(WHAT IS BEING ASKED): Scan the records below for the word "integrated". Copy each line where it appears.

(SOURCE DATA):

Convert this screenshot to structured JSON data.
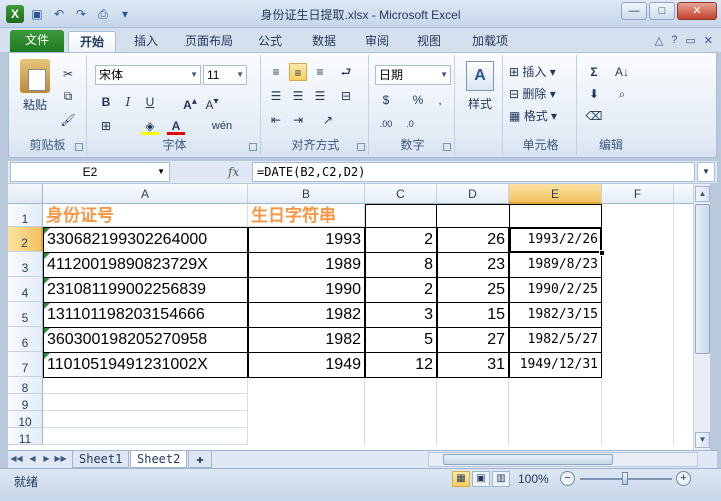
{
  "window": {
    "title": "身份证生日提取.xlsx  -  Microsoft Excel",
    "app_icon": "X",
    "controls": [
      "—",
      "□",
      "✕"
    ]
  },
  "quick_access": [
    "save-icon",
    "undo-icon",
    "redo-icon",
    "print-preview-icon"
  ],
  "ribbon_tabs": [
    {
      "label": "文件"
    },
    {
      "label": "开始"
    },
    {
      "label": "插入"
    },
    {
      "label": "页面布局"
    },
    {
      "label": "公式"
    },
    {
      "label": "数据"
    },
    {
      "label": "审阅"
    },
    {
      "label": "视图"
    },
    {
      "label": "加载项"
    }
  ],
  "ribbon": {
    "clipboard": {
      "label": "剪贴板",
      "paste": "粘贴"
    },
    "font": {
      "label": "字体",
      "name": "宋体",
      "size": "11",
      "bold": "B",
      "italic": "I",
      "underline": "U",
      "phonetic": "wén"
    },
    "alignment": {
      "label": "对齐方式"
    },
    "number": {
      "label": "数字",
      "format": "日期",
      "percent": "%"
    },
    "styles": {
      "label": "样式"
    },
    "cells": {
      "label": "单元格",
      "insert": "插入",
      "delete": "删除",
      "format": "格式"
    },
    "editing": {
      "label": "编辑"
    }
  },
  "formula_bar": {
    "name_box": "E2",
    "fx": "fx",
    "formula": "=DATE(B2,C2,D2)"
  },
  "columns": [
    "A",
    "B",
    "C",
    "D",
    "E",
    "F"
  ],
  "rows": [
    "1",
    "2",
    "3",
    "4",
    "5",
    "6",
    "7",
    "8",
    "9",
    "10",
    "11"
  ],
  "sheet": {
    "headers": {
      "A": "身份证号",
      "B": "生日字符串"
    },
    "data": [
      {
        "A": "330682199302264000",
        "B": "1993",
        "C": "2",
        "D": "26",
        "E": "1993/2/26"
      },
      {
        "A": "41120019890823729X",
        "B": "1989",
        "C": "8",
        "D": "23",
        "E": "1989/8/23"
      },
      {
        "A": "231081199002256839",
        "B": "1990",
        "C": "2",
        "D": "25",
        "E": "1990/2/25"
      },
      {
        "A": "131101198203154666",
        "B": "1982",
        "C": "3",
        "D": "15",
        "E": "1982/3/15"
      },
      {
        "A": "360300198205270958",
        "B": "1982",
        "C": "5",
        "D": "27",
        "E": "1982/5/27"
      },
      {
        "A": "11010519491231002X",
        "B": "1949",
        "C": "12",
        "D": "31",
        "E": "1949/12/31"
      }
    ]
  },
  "sheet_tabs": [
    {
      "label": "Sheet1"
    },
    {
      "label": "Sheet2"
    }
  ],
  "status": {
    "ready": "就绪",
    "zoom": "100%"
  }
}
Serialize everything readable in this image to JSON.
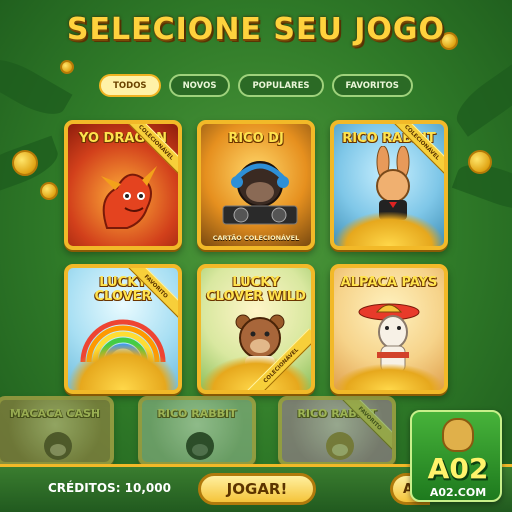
{
  "title": "SELECIONE SEU JOGO",
  "filters": [
    {
      "label": "TODOS",
      "active": true
    },
    {
      "label": "NOVOS",
      "active": false
    },
    {
      "label": "POPULARES",
      "active": false
    },
    {
      "label": "FAVORITOS",
      "active": false
    }
  ],
  "games": [
    {
      "title": "YO DRAGON",
      "ribbon": "COLECIONÁVEL"
    },
    {
      "title": "RICO DJ",
      "caption": "CARTÃO COLECIONÁVEL"
    },
    {
      "title": "RICO RABBIT",
      "ribbon": "COLECIONÁVEL"
    },
    {
      "title": "LUCKY CLOVER",
      "ribbon": "FAVORITO"
    },
    {
      "title": "LUCKY CLOVER WILD",
      "ribbon": "COLECIONÁVEL"
    },
    {
      "title": "ALPACA PAYS"
    }
  ],
  "more_games": [
    {
      "title": "MACACA CASH"
    },
    {
      "title": "RICO RABBIT"
    },
    {
      "title": "RICO RABBIT",
      "ribbon": "FAVORITO"
    }
  ],
  "bottom_bar": {
    "credits": "CRÉDITOS: 10,000",
    "play_label": "JOGAR!",
    "side_label": "A"
  },
  "logo": {
    "mark": "A02",
    "sub": "A02.COM"
  },
  "colors": {
    "accent": "#f2b928",
    "background": "#2f7a28",
    "title": "#ffd23d"
  }
}
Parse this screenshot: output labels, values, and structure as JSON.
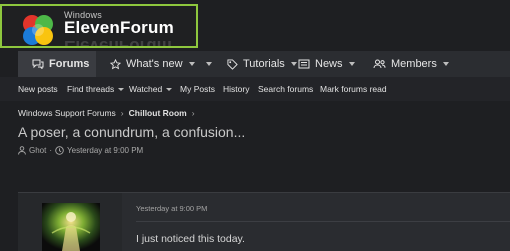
{
  "logo": {
    "prefix": "Windows",
    "title": "ElevenForum"
  },
  "nav": {
    "items": [
      {
        "label": "Forums",
        "icon": "chat-bubbles-icon"
      },
      {
        "label": "What's new",
        "icon": "star-icon"
      },
      {
        "label": "Find threads",
        "icon": "none"
      },
      {
        "label": "Tutorials",
        "icon": "tag-icon"
      },
      {
        "label": "News",
        "icon": "newspaper-icon"
      },
      {
        "label": "Members",
        "icon": "users-icon"
      }
    ]
  },
  "subnav": {
    "items": [
      {
        "label": "New posts"
      },
      {
        "label": "Find threads"
      },
      {
        "label": "Watched"
      },
      {
        "label": "My Posts"
      },
      {
        "label": "History"
      },
      {
        "label": "Search forums"
      },
      {
        "label": "Mark forums read"
      }
    ]
  },
  "breadcrumb": {
    "items": [
      "Windows Support Forums",
      "Chillout Room"
    ]
  },
  "thread": {
    "title": "A poser, a conundrum, a confusion...",
    "author": "Ghot",
    "date": "Yesterday at 9:00 PM"
  },
  "post": {
    "date": "Yesterday at 9:00 PM",
    "text": "I just noticed this today."
  },
  "colors": {
    "accent": "#8ec73e",
    "background": "#1e1f22",
    "nav": "#2b2d31"
  }
}
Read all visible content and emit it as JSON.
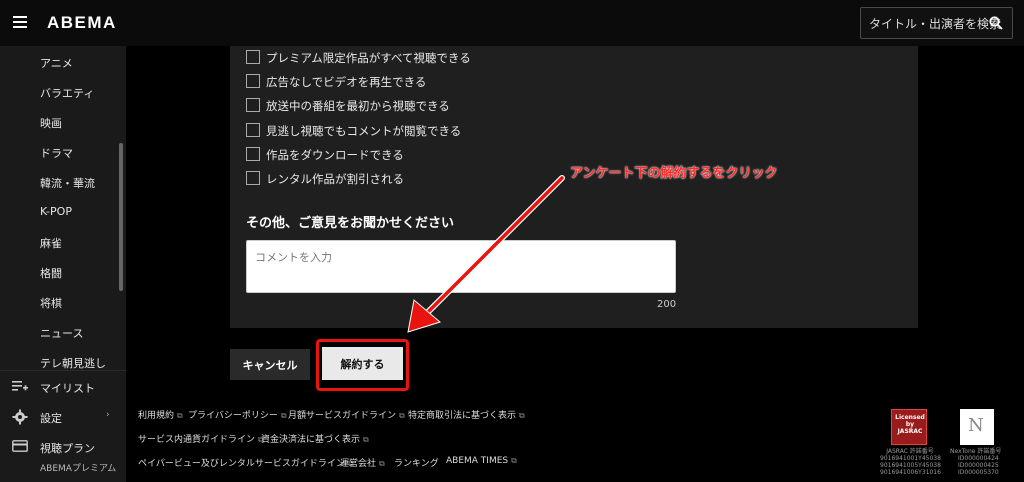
{
  "header": {
    "logo": "ABEMA",
    "search_placeholder": "タイトル・出演者を検索"
  },
  "sidebar": {
    "categories": [
      "アニメ",
      "バラエティ",
      "映画",
      "ドラマ",
      "韓流・華流",
      "K-POP",
      "麻雀",
      "格闘",
      "将棋",
      "ニュース",
      "テレ朝見逃し"
    ],
    "mylist": "マイリスト",
    "settings": "設定",
    "plan": "視聴プラン",
    "plan_sub": "ABEMAプレミアム"
  },
  "survey": {
    "options": [
      "プレミアム限定作品がすべて視聴できる",
      "広告なしでビデオを再生できる",
      "放送中の番組を最初から視聴できる",
      "見逃し視聴でもコメントが閲覧できる",
      "作品をダウンロードできる",
      "レンタル作品が割引される"
    ],
    "other_title": "その他、ご意見をお聞かせください",
    "comment_placeholder": "コメントを入力",
    "char_limit": "200"
  },
  "buttons": {
    "cancel": "キャンセル",
    "unsubscribe": "解約する"
  },
  "annotation": {
    "text": "アンケート下の解約するをクリック",
    "color": "#e8150f"
  },
  "footer": {
    "links_row1": [
      "利用規約",
      "プライバシーポリシー",
      "月額サービスガイドライン",
      "特定商取引法に基づく表示"
    ],
    "links_row2": [
      "サービス内通貨ガイドライン",
      "資金決済法に基づく表示"
    ],
    "links_row3": [
      "ペイパービュー及びレンタルサービスガイドライン",
      "運営会社",
      "ランキング",
      "ABEMA TIMES"
    ],
    "jasrac_badge": "Licensed by JASRAC",
    "jasrac_label": "JASRAC 許諾番号",
    "jasrac_numbers": [
      "9016941001Y45038",
      "9016941005Y45038",
      "9016941006Y31016"
    ],
    "nextone_label": "NexTone 許諾番号",
    "nextone_numbers": [
      "ID000000424",
      "ID000000425",
      "ID000005370"
    ]
  }
}
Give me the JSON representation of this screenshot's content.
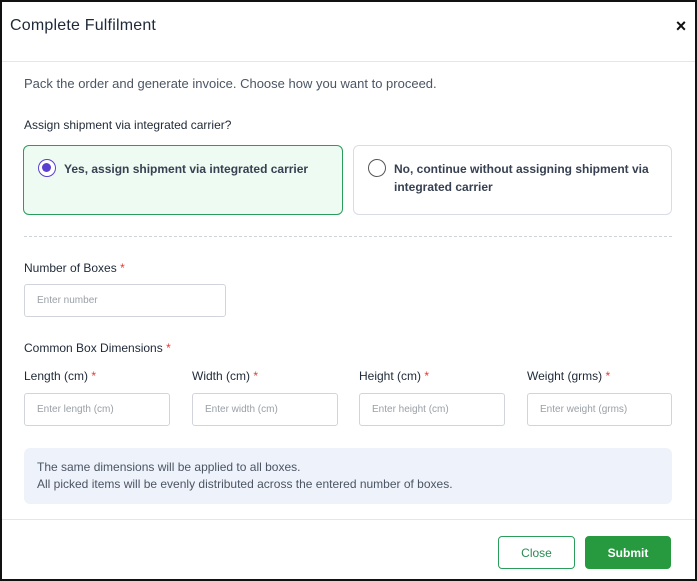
{
  "modal": {
    "title": "Complete Fulfilment",
    "close_symbol": "×",
    "intro": "Pack the order and generate invoice. Choose how you want to proceed."
  },
  "shipment": {
    "question": "Assign shipment via integrated carrier?",
    "options": [
      {
        "label": "Yes, assign shipment via integrated carrier",
        "selected": true
      },
      {
        "label": "No, continue without assigning shipment via integrated carrier",
        "selected": false
      }
    ]
  },
  "boxes": {
    "label": "Number of Boxes",
    "required_mark": "*",
    "placeholder": "Enter number",
    "value": ""
  },
  "dimensions": {
    "label": "Common Box Dimensions",
    "required_mark": "*",
    "fields": [
      {
        "label": "Length (cm)",
        "placeholder": "Enter length (cm)",
        "value": ""
      },
      {
        "label": "Width (cm)",
        "placeholder": "Enter width (cm)",
        "value": ""
      },
      {
        "label": "Height (cm)",
        "placeholder": "Enter height (cm)",
        "value": ""
      },
      {
        "label": "Weight (grms)",
        "placeholder": "Enter weight (grms)",
        "value": ""
      }
    ]
  },
  "info": {
    "line1": "The same dimensions will be applied to all boxes.",
    "line2": "All picked items will be evenly distributed across the entered number of boxes."
  },
  "footer": {
    "close_label": "Close",
    "submit_label": "Submit"
  },
  "colors": {
    "accent_green": "#27993f",
    "radio_purple": "#5b3fd1",
    "required_red": "#e53935",
    "selected_bg": "#eefbf2",
    "info_bg": "#eef2fa"
  }
}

(RESPONSE AREA):
    "question": "Assign shipment via integrated carrier?",
        "label": "Yes, assign shipment via integrated carrier",
        "label": "No, continue without assigning shipment via integrated carrier",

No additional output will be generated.